The Foundations of Gentry LifeThe Multons of Frampton and their World 1270-1370$
Users without a subscription are not able to see the full content.

Peter Coss

Print publication date: 2010

Print ISBN-13: 9780199560004

Published to Oxford Scholarship Online: May 2010

DOI: 10.1093/acprof:oso/9780199560004.001.0001

Show Summary Details
Page of

PRINTED FROM OXFORD SCHOLARSHIP ONLINE (oxford.universitypressscholarship.com). (c) Copyright Oxford University Press, 2020. All Rights Reserved. An individual user may print out a PDF of a single chapter of a monograph in OSO for personal use. date: 23 October 2020

The Church as Cultural Space

The Church as Cultural Space

Chapter:
(p.140) 8 The Church as Cultural Space
Source:
The Foundations of Gentry Life
Author(s):

Peter Coss (Contributor Webpage)

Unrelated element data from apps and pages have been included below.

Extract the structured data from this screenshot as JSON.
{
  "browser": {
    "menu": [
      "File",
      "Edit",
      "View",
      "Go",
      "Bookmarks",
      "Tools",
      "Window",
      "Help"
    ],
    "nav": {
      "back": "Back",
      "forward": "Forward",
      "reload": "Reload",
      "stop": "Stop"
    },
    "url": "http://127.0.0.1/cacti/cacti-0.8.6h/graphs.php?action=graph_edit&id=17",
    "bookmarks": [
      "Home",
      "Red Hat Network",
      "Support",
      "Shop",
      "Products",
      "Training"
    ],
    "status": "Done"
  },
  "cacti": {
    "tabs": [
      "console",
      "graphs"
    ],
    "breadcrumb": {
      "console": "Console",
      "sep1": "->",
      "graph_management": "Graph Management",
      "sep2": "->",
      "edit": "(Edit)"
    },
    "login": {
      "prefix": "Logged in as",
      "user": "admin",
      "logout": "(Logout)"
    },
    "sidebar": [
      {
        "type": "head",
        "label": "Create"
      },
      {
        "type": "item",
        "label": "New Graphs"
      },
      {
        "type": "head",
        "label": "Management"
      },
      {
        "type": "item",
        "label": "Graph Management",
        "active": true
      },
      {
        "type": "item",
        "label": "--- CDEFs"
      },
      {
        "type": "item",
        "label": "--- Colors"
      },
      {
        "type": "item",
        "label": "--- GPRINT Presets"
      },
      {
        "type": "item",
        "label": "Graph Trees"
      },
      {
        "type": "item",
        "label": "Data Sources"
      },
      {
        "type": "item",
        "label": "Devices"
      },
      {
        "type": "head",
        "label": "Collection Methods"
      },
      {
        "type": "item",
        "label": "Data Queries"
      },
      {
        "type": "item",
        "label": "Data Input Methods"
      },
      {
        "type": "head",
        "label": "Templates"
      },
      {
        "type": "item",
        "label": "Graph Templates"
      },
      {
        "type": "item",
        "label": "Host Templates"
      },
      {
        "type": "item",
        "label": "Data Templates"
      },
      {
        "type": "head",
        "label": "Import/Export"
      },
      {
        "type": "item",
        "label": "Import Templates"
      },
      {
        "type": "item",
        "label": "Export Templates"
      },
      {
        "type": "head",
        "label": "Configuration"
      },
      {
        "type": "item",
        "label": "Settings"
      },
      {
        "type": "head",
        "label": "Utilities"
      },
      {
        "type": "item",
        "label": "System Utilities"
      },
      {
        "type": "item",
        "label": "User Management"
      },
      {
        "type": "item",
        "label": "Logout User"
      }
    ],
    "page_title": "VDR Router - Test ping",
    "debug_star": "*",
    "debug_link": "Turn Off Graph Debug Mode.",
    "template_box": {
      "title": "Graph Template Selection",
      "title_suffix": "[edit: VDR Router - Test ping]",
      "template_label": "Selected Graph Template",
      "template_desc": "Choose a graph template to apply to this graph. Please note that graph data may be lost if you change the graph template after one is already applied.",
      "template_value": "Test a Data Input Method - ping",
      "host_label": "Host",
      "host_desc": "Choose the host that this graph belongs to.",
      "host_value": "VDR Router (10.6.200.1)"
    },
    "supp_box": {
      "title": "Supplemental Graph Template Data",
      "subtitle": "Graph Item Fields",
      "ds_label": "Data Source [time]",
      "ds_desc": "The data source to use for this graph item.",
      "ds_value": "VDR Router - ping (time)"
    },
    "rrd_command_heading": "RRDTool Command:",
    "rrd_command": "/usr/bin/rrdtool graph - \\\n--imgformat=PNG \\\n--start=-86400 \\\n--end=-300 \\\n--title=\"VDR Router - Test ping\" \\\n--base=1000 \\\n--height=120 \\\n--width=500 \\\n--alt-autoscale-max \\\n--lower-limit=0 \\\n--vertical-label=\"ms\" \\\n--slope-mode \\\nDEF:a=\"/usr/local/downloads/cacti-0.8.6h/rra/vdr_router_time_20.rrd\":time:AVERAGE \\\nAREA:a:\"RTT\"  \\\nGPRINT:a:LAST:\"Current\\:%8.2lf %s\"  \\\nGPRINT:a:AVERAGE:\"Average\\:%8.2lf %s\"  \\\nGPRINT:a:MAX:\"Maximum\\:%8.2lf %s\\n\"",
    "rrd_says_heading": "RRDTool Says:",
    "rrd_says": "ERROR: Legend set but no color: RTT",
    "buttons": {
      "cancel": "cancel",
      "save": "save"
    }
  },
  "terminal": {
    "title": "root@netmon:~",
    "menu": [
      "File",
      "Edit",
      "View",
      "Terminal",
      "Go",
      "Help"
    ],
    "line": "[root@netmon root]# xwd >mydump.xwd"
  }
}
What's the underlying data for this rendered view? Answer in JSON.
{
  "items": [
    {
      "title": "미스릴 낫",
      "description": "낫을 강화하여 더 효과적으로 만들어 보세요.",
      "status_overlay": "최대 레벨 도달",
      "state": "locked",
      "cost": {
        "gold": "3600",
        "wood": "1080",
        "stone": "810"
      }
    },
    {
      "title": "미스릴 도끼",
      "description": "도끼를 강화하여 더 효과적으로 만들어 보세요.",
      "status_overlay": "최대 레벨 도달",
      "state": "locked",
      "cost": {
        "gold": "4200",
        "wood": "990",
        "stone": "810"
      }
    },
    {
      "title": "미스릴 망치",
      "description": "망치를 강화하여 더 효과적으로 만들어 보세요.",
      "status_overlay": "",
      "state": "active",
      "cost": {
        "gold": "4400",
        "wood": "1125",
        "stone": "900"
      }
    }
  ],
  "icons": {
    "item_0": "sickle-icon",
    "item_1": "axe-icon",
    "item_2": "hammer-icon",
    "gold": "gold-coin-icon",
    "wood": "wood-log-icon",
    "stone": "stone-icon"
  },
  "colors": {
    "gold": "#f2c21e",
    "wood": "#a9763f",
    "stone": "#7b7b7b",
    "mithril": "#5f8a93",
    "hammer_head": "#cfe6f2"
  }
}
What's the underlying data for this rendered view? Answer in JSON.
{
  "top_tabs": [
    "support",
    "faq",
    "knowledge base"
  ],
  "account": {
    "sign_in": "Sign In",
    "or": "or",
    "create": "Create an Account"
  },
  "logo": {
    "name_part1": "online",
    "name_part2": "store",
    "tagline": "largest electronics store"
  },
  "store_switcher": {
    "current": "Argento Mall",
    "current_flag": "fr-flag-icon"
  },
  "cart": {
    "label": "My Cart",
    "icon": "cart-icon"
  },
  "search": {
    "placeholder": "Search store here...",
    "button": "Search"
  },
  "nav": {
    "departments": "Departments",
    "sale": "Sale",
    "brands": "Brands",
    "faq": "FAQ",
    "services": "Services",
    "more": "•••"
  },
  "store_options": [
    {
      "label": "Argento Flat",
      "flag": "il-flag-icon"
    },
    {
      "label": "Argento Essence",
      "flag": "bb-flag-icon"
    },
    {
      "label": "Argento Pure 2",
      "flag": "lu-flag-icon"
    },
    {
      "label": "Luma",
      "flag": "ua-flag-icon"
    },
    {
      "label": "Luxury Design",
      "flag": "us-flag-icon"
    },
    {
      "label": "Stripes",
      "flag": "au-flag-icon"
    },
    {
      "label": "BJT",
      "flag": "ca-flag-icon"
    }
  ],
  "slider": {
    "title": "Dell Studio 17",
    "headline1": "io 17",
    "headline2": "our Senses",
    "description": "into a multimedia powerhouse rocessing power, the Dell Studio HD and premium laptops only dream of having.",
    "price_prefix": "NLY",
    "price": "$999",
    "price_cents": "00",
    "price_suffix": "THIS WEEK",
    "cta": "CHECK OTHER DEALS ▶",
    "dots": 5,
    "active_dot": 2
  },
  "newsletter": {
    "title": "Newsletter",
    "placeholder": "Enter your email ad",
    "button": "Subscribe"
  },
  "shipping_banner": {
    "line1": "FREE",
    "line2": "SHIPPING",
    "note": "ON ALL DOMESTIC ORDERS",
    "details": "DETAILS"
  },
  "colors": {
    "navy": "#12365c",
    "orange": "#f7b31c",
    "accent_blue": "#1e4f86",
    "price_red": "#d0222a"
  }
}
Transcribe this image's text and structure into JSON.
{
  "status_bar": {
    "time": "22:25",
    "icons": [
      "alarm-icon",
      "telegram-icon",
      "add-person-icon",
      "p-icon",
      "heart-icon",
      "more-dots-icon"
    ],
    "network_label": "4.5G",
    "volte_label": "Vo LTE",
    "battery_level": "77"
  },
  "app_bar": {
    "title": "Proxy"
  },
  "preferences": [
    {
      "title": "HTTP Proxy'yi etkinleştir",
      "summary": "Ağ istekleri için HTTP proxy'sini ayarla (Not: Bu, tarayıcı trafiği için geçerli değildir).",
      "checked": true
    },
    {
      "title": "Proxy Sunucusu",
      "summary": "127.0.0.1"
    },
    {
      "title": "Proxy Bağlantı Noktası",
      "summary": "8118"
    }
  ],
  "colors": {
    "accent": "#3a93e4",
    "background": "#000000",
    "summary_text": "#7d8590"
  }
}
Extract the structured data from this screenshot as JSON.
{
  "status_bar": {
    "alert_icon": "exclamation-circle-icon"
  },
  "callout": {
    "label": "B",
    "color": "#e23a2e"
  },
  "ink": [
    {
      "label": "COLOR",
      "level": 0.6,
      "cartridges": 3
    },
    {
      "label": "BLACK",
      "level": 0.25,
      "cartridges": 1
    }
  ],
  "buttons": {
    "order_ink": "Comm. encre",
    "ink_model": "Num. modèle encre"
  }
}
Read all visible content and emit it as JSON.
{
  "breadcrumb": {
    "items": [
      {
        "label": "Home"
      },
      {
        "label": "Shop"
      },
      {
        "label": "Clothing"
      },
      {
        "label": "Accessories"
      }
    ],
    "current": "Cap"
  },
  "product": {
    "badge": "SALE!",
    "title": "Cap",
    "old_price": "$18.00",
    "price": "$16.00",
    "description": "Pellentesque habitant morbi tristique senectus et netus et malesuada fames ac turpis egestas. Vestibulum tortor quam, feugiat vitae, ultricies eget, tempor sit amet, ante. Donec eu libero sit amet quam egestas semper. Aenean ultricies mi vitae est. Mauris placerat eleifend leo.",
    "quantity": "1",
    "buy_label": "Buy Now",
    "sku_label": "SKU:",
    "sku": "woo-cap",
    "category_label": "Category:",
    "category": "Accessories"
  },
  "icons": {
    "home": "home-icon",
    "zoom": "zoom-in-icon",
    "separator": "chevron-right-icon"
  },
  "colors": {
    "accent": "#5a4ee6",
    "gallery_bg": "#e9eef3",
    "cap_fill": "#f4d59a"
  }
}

Publisher:
Oxford University Press
DOI:10.1093/acprof:oso/9780199560004.003.0008

Religious belief and practice are central to the understanding of any, or at least almost any, culture. As far as the gentry is concerned religious sensibility and religious observance immediately raise issues around internal and external worlds and around the possibility of a fundamental dichotomy between private and public spheres. However unwittingly, the historian cannot help but have one eye on the Reformation and the debates it engenders. This chapter approaches the religion of the gentry in its formative period, initially though the uniquely revealing phenomenon of the private chapel. It examines belief and worship in their most intimate setting: in the curia itself. It focuses on a particularly significant development that would govern the role of the gentry within the church for many centuries — the shift in patronage and support from the religious orders to the parish church.

Keywords:   English gentry, gentry life, religious life, curia, patronage, parish church

Oxford Scholarship Online requires a subscription or purchase to access the full text of books within the service. Public users can however freely search the site and view the abstracts and keywords for each book and chapter.

Please, subscribe or login to access full text content.

If you think you should have access to this title, please contact your librarian.

To troubleshoot, please check our FAQs , and if you can't find the answer there, please contact us .